**EXERCISE REQUIREMENTS**
Report each line of the data below in which "title" appears.

◆ ◆ ◆

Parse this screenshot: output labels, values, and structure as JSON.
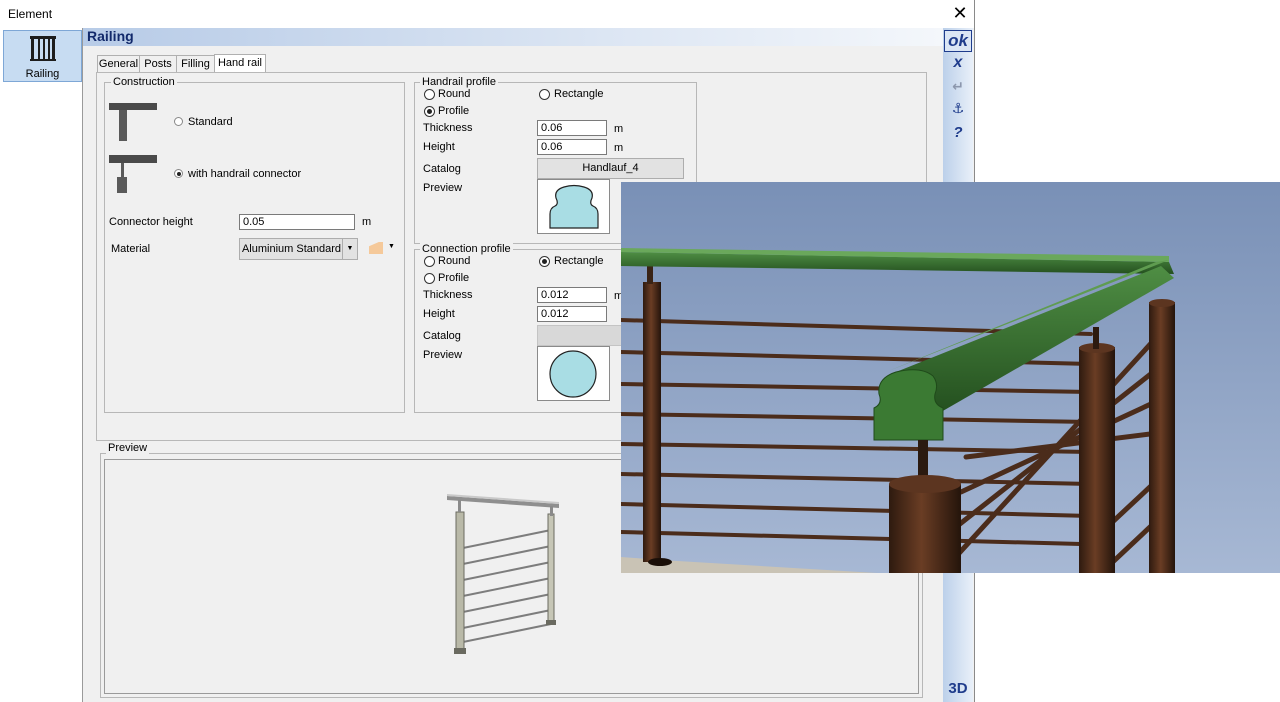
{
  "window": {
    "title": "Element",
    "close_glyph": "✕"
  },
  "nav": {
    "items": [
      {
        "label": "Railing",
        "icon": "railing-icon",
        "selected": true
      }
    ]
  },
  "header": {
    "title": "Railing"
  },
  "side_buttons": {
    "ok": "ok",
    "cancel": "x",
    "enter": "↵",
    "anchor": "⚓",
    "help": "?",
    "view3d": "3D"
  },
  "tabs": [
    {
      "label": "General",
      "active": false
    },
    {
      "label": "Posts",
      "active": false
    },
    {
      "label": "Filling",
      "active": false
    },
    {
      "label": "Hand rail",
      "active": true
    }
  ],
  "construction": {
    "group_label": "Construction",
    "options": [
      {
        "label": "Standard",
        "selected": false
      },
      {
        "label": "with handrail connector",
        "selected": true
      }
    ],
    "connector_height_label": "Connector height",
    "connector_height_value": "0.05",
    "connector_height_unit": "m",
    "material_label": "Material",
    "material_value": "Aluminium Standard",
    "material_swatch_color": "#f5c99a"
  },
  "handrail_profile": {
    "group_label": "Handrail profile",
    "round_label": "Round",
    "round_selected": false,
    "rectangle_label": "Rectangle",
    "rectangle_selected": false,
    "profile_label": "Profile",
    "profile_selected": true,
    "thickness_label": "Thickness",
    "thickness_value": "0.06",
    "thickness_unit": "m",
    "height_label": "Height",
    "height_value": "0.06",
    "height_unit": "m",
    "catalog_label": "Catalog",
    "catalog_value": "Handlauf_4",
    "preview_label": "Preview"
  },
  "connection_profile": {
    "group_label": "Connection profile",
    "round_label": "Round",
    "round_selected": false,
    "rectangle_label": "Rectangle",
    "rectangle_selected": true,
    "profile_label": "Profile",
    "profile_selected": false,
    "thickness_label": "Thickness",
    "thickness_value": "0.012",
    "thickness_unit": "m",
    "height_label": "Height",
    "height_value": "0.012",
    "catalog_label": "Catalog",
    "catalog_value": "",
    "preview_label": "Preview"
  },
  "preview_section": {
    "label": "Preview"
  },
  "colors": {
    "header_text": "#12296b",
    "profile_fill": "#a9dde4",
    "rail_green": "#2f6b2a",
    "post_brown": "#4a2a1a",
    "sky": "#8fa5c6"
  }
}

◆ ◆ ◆

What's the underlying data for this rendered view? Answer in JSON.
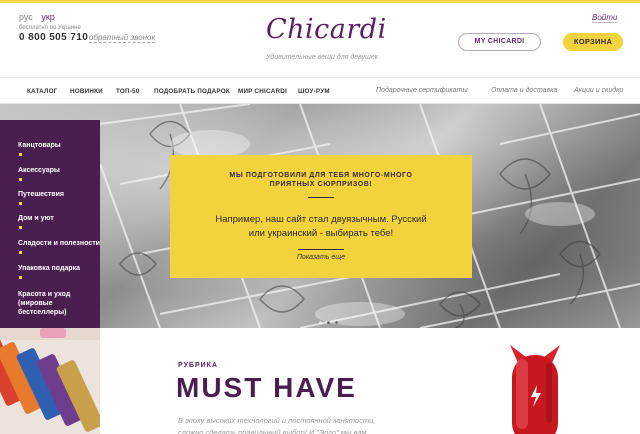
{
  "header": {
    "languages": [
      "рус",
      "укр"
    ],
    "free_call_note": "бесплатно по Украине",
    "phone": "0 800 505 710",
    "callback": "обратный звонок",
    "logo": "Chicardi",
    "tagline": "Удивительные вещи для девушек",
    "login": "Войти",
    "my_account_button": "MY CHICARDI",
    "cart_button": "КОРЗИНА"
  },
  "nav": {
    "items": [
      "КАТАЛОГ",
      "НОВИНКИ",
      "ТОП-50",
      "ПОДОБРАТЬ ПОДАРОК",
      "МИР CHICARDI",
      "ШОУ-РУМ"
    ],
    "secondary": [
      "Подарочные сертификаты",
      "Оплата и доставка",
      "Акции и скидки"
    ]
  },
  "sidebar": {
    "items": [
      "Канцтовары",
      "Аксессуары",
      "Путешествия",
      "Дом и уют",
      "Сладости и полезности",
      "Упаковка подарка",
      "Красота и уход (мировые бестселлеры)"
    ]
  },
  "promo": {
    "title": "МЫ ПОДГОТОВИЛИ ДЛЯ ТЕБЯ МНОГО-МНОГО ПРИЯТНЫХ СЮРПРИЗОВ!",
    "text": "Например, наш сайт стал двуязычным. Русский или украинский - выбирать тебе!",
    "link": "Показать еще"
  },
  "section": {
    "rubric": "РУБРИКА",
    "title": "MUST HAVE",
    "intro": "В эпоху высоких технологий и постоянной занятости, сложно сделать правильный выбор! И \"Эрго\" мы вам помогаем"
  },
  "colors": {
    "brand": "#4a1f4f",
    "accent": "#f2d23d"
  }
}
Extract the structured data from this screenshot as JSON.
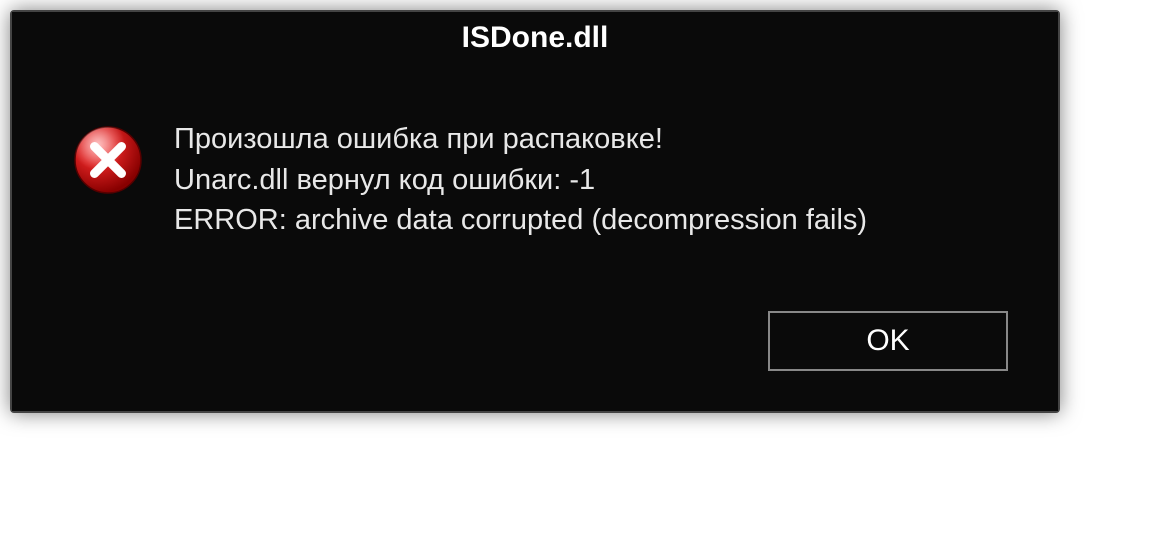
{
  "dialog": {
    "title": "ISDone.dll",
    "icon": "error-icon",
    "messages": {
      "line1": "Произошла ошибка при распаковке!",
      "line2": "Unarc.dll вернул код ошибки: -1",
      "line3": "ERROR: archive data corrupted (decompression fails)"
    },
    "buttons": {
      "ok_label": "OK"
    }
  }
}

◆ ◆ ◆

**WORKED SOLUTION**
    "title": "Element",
    "title": "Railing"
    "title": "МЫ ПОДГОТОВИЛИ ДЛЯ ТЕБЯ МНОГО-МНОГО ПРИЯТНЫХ СЮРПРИЗОВ!",
    "title": "MUST HAVE",
    "title": "ISDone.dll",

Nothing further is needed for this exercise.